══ Data to examine

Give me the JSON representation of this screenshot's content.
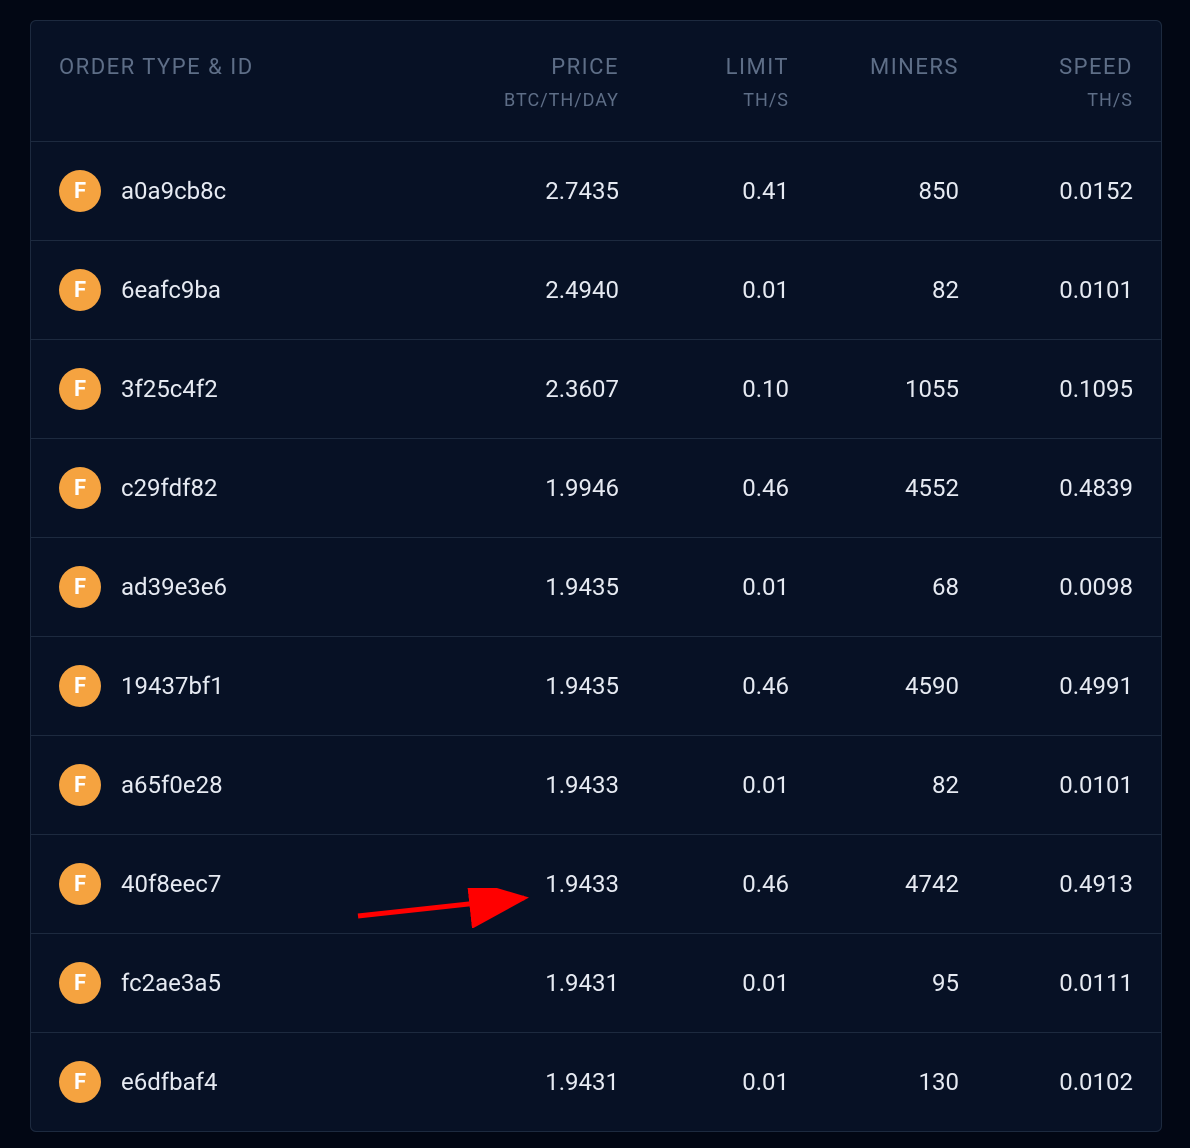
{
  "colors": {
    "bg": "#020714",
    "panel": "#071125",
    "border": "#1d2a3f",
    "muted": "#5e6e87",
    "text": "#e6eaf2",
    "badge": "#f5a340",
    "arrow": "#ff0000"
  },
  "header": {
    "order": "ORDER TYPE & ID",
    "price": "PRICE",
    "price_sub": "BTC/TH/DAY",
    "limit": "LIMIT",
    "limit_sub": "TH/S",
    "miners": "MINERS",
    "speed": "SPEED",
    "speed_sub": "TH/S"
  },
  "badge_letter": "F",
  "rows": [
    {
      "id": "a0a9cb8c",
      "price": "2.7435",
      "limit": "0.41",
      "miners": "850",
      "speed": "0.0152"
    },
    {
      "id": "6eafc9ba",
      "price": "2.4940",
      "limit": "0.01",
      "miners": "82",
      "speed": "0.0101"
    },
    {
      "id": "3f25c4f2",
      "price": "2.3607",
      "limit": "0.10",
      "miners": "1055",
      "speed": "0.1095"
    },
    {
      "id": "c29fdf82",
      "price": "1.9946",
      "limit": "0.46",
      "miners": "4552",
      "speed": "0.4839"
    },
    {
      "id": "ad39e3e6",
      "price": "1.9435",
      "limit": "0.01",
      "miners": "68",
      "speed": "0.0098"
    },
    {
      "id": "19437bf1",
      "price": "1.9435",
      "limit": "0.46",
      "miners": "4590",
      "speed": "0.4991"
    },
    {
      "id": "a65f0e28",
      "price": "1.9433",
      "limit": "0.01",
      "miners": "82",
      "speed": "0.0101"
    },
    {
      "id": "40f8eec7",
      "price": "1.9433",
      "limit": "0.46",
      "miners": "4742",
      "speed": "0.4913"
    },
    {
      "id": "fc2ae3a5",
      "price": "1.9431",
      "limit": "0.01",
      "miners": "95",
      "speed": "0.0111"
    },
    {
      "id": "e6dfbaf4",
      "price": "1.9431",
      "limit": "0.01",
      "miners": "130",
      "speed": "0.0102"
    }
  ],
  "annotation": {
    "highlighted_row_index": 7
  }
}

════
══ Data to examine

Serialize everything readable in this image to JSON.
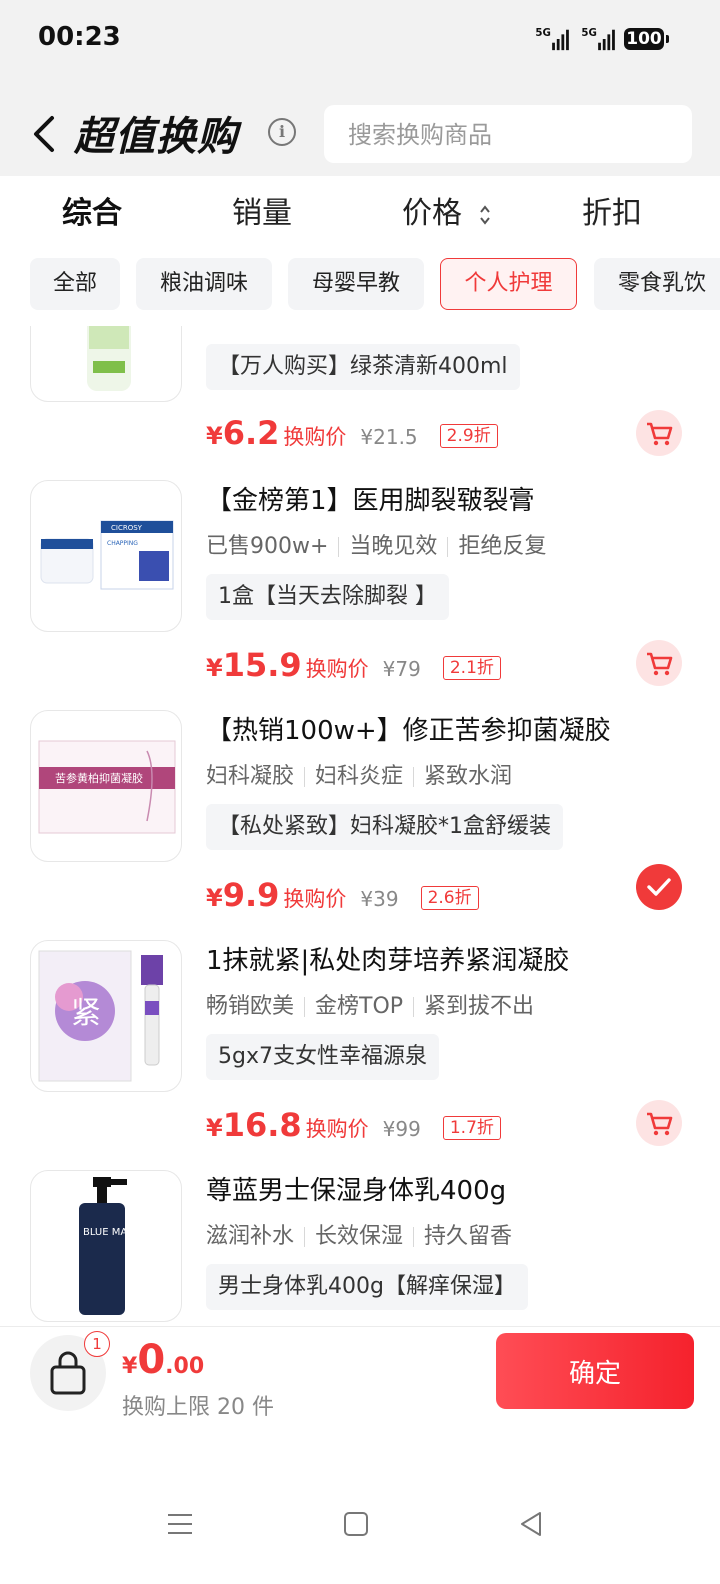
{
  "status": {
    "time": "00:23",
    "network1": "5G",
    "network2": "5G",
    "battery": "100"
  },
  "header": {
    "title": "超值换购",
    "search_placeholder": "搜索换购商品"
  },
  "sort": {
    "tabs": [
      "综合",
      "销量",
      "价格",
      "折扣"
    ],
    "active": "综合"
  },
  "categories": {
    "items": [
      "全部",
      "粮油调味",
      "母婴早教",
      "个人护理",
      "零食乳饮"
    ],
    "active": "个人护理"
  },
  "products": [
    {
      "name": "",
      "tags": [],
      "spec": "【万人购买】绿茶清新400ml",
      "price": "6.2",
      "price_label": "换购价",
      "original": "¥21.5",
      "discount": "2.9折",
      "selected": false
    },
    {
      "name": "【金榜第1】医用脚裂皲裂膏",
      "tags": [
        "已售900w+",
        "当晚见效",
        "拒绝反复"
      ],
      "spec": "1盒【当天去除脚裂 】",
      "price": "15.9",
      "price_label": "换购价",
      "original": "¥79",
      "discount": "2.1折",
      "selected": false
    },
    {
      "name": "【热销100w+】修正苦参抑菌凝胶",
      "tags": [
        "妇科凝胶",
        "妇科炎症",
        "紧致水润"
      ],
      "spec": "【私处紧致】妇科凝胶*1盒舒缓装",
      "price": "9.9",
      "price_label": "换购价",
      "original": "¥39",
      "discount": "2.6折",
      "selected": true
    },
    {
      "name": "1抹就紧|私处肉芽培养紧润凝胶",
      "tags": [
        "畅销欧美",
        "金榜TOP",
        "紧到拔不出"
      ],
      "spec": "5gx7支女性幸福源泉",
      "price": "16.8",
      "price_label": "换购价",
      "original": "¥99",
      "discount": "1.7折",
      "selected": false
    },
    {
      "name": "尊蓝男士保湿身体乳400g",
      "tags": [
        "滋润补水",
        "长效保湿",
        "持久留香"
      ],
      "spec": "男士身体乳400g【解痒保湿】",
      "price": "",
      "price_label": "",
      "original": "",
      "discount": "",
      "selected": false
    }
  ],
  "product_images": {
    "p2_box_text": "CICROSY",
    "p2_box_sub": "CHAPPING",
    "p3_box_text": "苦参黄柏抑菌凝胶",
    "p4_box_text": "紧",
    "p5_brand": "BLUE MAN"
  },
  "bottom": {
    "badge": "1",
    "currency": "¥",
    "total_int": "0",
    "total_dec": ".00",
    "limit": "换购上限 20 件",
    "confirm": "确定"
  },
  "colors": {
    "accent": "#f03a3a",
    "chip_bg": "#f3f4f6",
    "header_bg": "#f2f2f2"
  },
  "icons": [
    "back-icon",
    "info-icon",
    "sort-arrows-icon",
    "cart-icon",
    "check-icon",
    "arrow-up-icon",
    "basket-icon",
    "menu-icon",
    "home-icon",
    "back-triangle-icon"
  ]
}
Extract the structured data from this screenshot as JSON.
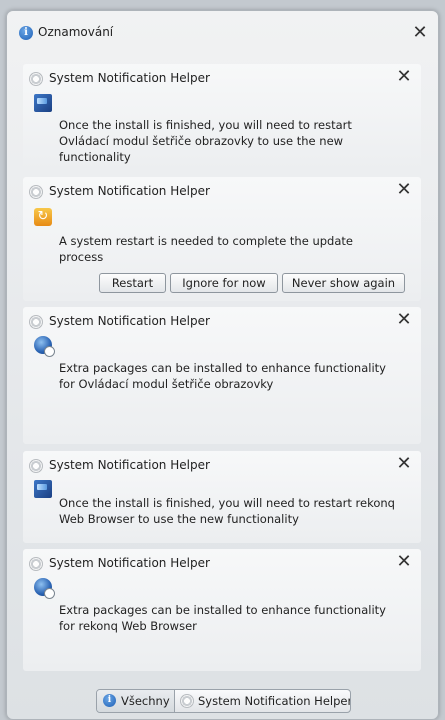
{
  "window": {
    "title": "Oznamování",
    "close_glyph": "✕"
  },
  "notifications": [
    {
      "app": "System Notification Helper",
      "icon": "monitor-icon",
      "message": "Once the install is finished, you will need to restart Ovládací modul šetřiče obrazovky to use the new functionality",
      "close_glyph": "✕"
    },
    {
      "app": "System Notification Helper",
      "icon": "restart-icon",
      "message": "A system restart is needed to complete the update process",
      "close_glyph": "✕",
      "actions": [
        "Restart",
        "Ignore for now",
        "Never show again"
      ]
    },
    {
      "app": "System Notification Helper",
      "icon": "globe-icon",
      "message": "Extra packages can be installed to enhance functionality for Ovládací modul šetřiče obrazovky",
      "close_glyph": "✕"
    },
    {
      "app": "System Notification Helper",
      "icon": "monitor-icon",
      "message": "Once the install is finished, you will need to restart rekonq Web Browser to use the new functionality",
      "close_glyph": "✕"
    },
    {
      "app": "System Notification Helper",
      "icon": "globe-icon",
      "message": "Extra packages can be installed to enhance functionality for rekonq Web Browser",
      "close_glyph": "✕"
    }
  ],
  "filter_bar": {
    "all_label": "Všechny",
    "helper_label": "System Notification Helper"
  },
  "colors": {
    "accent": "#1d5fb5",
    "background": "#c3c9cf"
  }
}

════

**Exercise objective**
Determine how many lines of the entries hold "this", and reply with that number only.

**Response**
3